Worried about those extra pounds you gained over the holidays? Don't be! According to a study released last week by the Journal of American Medical Association (JAMA), those pounds might save your life. Well, sort of.
JAMA analyzed approximately three million adults for the study and found that those whose B.M.I. ranked them as overweight had "less risk of dying than people of normal weight." In news that is probably not news to most of us, then, being kinda fat doesn't mean you're going to die. Surprise!
Now to be clear, this study isn't saying that all fat people are going to outlive all skinny people. What the findings suggest is that weight isn't as much of a mortality indicator as some scientists thought it was, and that sometimes a few extra pounds can help you live longer and be healthier. Or, in other words, health is about HEALTH, and not about WEIGHT. A healthy 200-pound person might just live longer than her unhealthy 100-pound counterpart for all sorts of reasons, none of which have to do with the numbers either person sees on the scale.
Okay, so we can stop having those bogus, concern-trolling conversations about how we're worried over fat people's "health" now, right? Maybe we should just embrace Health at Every Size and admit that a lot of our culture's weight obsession has to do with fatphobia and a standard of beauty that prizes thinness above health? And that said thinness isn't necessarily healthy (thought it could be—as common sense would dictate, every person is different)? Yeah, fat chance.
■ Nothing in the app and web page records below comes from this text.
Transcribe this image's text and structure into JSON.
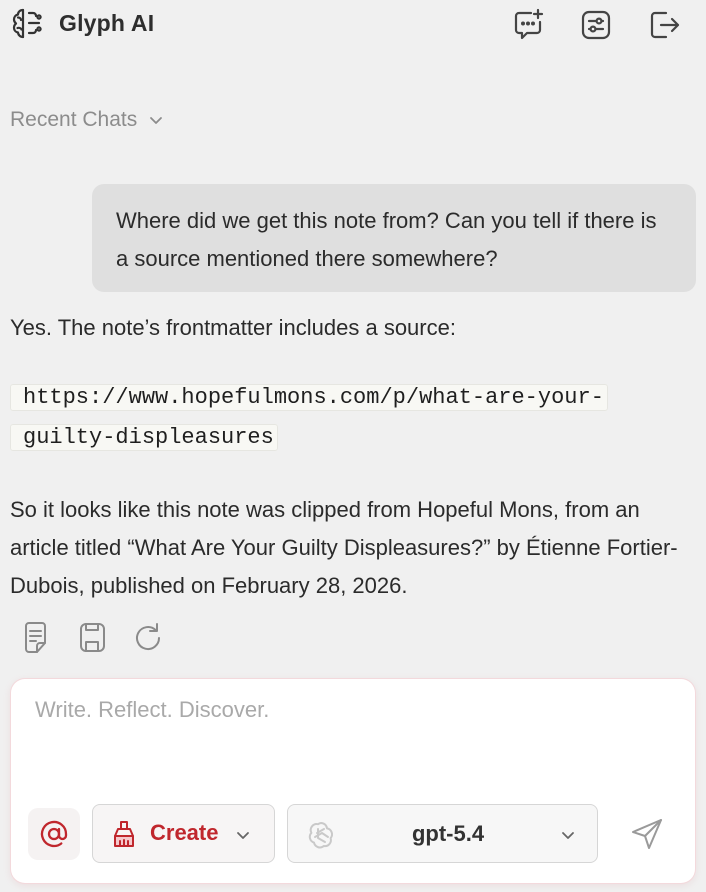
{
  "app": {
    "title": "Glyph AI",
    "icons": {
      "logo": "brain-icon",
      "new_chat": "new-chat-icon",
      "settings": "sliders-icon",
      "logout": "logout-icon"
    }
  },
  "sidebar": {
    "recent_label": "Recent Chats",
    "recent_icon": "chevron-down-icon"
  },
  "conversation": {
    "user_message": "Where did we get this note from? Can you tell if there is a source mentioned there somewhere?",
    "assistant": {
      "intro": "Yes. The note’s frontmatter includes a source:",
      "source_url": "https://www.hopefulmons.com/p/what-are-your-guilty-displeasures",
      "conclusion": "So it looks like this note was clipped from Hopeful Mons, from an article titled “What Are Your Guilty Displeasures?” by Étienne Fortier-Dubois, published on February 28, 2026."
    },
    "message_actions": [
      "note-icon",
      "save-icon",
      "regenerate-icon"
    ]
  },
  "composer": {
    "placeholder": "Write. Reflect. Discover.",
    "value": "",
    "mention_icon": "at-icon",
    "mode_label": "Create",
    "mode_icon": "brush-icon",
    "model_label": "gpt-5.4",
    "model_icon": "openai-icon",
    "send_icon": "send-icon"
  },
  "colors": {
    "background": "#f0f0f0",
    "accent": "#c0272d",
    "bubble": "#dfdfdf",
    "muted": "#8c8c8c"
  }
}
As if on cue, NBC's The Biggest Loser premiered the same day the JAMA study was released. Already known for promoting dangerous weight-loss tactics under the banner of "health," the latest season comes with a fat-shaming twist: kids.
Okay, it's one thing to shout at willing adult participants until they cry and run them on the treadmill until they fall off and vomit. Yes, it contributes to a culture of fat-shaming and many contestants gain their weight back, but at least we can hope most adults know what they're in for when it comes to reality television, and these folks are trying to lose weight so they can gain $250,000. But kids? FOR THE LOVE OF JILLIAN MICHAELS' ABS THEY ARE KIDS. Says the National Association to Advance Fat Acceptance (NAAFA) on the addition of these youngsters to the show:
The Biggest Loser, well known for its abusive tactics, should not be allowed to profit off the bullying and stigmatization of fat kids. That this series would be developed despite the evidence of the harm done to children by focusing on body size and weight loss is unconscionable. There is no doubt that the promotion of a healthy, long-term lifestyle is not the primary purpose of this television show, but rather to grab ratings and profits for the network and its producers.
The three kids function more as mascots than contestants so far, getting pep talks from Jillian and participating in workouts. Though NBC says they won't punish at or yell at the teenage Losers the way they do at the adults—and the teens can't be eliminated—what the hell kind of messed-up message does that send? The kids are right there while the adults cry and barf and get sent home for not losing enough weight! They get it! And if the show really is about "promoting a healthy lifestyle," then why are the teens treated differently? Is it because The Biggest Loser is actually about sensationalizing and demonizing fat people, not about helping them? (Hint: Yes. Yes it is.)
At one point in last week's season premiere, Jillian Michaels talks to the three kids about bullying, and tells them she's here to help. While Michaels may have the best of intentions, her brand of helping means changing the kids to conform to the bullies' standards, not challenging the norms that make the bullying okay in the first place. It's fine if teens want to eat healthy and get in shape—go for it you healthy teens!—but exploiting fat kids on national television in an environment that is known to be unrealistic and risky just so NBC can get more ratings is all kinds of wrong. And the more research we see, the more we learn that fat and health aren't as closely related as we thought—which makes The Biggest Loser: Chubby Kid Edition even worse.